These types of batteries are useful where a steady supply of power is required over a very long period without any major recharging in between. This is the reason why deep cycle batteries find extensive applications for storage of power in solar or wind energy systems and also for operating electric vehicles, such as golf carts or wheel chairs.
On the other hand, automobile lead-acid batteries are designed to generate high-intensity, short duration spurt of electric power to start a car engine. The methods of power generation in deep cycle batteries as well as automobile batteries are, nevertheless, the same.
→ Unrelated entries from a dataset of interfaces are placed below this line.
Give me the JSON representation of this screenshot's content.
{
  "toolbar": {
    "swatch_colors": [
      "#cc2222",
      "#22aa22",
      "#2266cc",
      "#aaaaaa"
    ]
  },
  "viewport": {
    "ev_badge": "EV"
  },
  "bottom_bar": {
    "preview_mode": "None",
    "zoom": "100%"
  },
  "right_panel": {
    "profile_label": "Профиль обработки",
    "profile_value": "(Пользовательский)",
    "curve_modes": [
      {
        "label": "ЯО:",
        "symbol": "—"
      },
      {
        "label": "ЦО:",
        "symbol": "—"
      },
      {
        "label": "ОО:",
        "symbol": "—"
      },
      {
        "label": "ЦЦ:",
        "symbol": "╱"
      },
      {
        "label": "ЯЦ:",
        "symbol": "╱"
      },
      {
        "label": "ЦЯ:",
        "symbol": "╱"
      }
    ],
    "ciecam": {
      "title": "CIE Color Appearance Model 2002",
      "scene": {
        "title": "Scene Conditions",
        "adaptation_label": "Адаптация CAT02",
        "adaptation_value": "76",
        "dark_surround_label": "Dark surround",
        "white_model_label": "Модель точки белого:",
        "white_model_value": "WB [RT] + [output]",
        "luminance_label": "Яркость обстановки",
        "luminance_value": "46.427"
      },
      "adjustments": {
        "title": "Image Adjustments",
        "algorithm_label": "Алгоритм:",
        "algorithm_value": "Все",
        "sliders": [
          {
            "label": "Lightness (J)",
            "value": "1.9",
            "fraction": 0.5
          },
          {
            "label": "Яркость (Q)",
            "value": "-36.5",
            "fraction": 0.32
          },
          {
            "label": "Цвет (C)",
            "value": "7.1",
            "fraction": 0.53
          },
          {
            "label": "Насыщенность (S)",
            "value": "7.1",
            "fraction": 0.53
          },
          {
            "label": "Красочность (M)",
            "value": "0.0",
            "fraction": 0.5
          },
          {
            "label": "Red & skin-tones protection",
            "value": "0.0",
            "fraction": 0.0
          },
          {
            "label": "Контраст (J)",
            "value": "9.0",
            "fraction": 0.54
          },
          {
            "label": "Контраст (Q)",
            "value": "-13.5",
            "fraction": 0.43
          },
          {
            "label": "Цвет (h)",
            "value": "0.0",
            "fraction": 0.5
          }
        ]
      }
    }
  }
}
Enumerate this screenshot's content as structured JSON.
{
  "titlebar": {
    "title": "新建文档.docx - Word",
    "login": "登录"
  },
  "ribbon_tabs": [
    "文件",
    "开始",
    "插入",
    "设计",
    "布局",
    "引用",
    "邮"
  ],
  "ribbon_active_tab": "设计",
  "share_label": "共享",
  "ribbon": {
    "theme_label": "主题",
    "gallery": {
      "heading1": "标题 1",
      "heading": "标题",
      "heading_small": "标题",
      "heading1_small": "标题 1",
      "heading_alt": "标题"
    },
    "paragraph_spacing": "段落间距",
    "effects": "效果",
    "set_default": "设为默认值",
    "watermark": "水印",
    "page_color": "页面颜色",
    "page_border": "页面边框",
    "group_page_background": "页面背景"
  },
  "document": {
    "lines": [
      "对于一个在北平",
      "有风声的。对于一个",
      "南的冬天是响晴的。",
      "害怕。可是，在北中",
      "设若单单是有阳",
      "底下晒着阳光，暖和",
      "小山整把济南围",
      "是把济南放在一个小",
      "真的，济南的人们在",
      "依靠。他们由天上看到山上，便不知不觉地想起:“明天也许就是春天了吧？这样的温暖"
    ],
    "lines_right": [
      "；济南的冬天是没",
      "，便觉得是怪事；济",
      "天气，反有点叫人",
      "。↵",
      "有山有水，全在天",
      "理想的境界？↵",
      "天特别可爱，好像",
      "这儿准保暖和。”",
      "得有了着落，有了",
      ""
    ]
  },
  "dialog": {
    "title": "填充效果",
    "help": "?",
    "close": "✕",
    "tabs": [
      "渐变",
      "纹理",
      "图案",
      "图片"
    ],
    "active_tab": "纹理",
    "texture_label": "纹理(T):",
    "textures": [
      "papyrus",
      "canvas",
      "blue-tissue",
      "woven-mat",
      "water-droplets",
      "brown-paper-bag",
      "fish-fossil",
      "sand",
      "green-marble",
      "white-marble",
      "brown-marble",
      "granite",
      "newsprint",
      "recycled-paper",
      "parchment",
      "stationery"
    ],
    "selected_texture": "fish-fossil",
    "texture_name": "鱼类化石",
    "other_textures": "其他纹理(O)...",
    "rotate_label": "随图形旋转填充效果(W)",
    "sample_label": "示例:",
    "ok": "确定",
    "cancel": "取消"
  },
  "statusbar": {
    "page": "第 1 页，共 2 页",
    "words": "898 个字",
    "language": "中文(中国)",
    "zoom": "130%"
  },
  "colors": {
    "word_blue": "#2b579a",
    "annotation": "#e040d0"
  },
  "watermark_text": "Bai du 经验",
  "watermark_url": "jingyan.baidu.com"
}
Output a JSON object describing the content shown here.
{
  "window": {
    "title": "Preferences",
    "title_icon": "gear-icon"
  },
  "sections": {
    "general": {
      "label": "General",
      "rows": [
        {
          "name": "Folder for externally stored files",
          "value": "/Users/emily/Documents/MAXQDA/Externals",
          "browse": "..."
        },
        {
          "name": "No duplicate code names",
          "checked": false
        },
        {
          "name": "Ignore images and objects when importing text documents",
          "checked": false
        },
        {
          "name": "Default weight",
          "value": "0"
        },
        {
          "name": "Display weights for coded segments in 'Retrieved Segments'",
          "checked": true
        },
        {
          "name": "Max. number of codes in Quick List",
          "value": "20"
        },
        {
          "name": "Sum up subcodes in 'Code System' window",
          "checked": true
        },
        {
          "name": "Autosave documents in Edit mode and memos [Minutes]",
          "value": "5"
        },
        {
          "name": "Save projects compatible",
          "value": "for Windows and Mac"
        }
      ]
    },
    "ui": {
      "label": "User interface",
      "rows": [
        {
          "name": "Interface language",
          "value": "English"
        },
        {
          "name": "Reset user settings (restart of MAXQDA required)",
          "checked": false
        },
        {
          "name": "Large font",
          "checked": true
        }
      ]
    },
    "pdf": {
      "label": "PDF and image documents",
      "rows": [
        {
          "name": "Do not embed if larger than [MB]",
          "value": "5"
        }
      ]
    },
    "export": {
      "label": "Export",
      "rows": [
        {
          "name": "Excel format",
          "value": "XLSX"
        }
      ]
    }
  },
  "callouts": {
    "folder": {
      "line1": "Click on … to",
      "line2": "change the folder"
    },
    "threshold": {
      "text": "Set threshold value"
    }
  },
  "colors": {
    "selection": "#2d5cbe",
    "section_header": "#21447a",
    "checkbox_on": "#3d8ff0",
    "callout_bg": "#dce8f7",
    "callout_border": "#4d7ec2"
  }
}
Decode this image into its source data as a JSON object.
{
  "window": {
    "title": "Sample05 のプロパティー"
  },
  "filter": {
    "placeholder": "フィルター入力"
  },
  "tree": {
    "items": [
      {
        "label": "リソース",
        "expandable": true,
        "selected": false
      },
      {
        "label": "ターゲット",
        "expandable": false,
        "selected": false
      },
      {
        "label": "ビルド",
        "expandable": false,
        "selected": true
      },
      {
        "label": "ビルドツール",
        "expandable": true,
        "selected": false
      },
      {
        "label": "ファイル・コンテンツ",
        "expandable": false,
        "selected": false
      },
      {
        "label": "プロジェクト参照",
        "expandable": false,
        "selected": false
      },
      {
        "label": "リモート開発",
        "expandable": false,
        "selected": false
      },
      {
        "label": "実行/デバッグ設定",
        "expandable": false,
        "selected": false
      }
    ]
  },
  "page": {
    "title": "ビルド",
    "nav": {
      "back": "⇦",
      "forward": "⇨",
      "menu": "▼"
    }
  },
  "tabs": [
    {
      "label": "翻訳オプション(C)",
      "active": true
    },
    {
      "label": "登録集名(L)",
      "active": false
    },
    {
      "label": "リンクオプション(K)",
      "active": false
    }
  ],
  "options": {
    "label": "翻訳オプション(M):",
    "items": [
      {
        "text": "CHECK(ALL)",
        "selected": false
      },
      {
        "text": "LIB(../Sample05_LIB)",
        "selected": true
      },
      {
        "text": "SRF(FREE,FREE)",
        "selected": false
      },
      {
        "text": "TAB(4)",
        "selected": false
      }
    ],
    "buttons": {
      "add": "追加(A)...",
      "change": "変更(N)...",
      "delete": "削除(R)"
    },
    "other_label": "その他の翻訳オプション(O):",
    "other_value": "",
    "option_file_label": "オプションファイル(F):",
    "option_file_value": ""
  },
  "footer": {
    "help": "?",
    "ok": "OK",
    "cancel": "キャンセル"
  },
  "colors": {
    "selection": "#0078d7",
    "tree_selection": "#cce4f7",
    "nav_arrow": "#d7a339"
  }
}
An electric current is generated through a chemical reaction when lead plates are dipped in sulfuric acid. Just as deep cycle battery function differently as compared to the common automobile lead-acid or starter batteries and are also different both in design and construction; the methods of recharging them are also unique.
In order to charge a deep cycle battery properly, it is essential to know how to charge them, particularly for those who operate a DIY electric car and other appliances that utilize these types of batteries. There are three stages of charging deep cycle batteries:
1. Bulk Charge
In this type of charging, electric current is passed though the deep cycle battery set at the maximum voltage that it can receive. Though the voltage is not an essential criterion, it ranges normally from 10 to 18 volts.
2. Absorption Charge
During this level of charging, when more electricity is passed to the battery at constant voltage, the electric current will be stepped down as the cells’ usual internal resistance increases. This higher resistance takes place usually as the level of charge builds up.
3. Float Charge
In floating Charge, also called, ‘trickle’ charge, the deep cycle battery is charged even when the unit is almost fully charged. During this stage, the battery charger will decrease the voltage to a minimum, normally to 12 volts. This is meant to replenish the used up power in the battery.
In contrast, in an automotive battery, it is enough if the battery is charged using only bulk charge method and therefore, for this type of battery, the battery chargers designed are suitable only for bulk charge method. In order to get the maximum benefit from a deep cycle battery in terms of durability and efficiency, it is essential to adopt all the three methods to charge the battery unit.
If the battery is connected to a power system at home, the power supplied by the source, such as solar panel or wind turbine, will be routed through a power regulator that will ensure that the voltage and the electric current supplied to the storage bank is suitable for the level of charge already stored in the battery.
The different levels of charging are vital as over-charging can result in the liquid in the battery getting evaporated and accumulation of excessive gas. On the other hand, an undercharge can result in collection of lead sulfide on the plates. Excessive battery charge as well as undercharge can damage the deep cycle battery.
The storage cells of the battery are costly and therefore, it is necessary to follow proper method to charge a deep cycle battery to derive maximum benefits from the money spent on the purchase.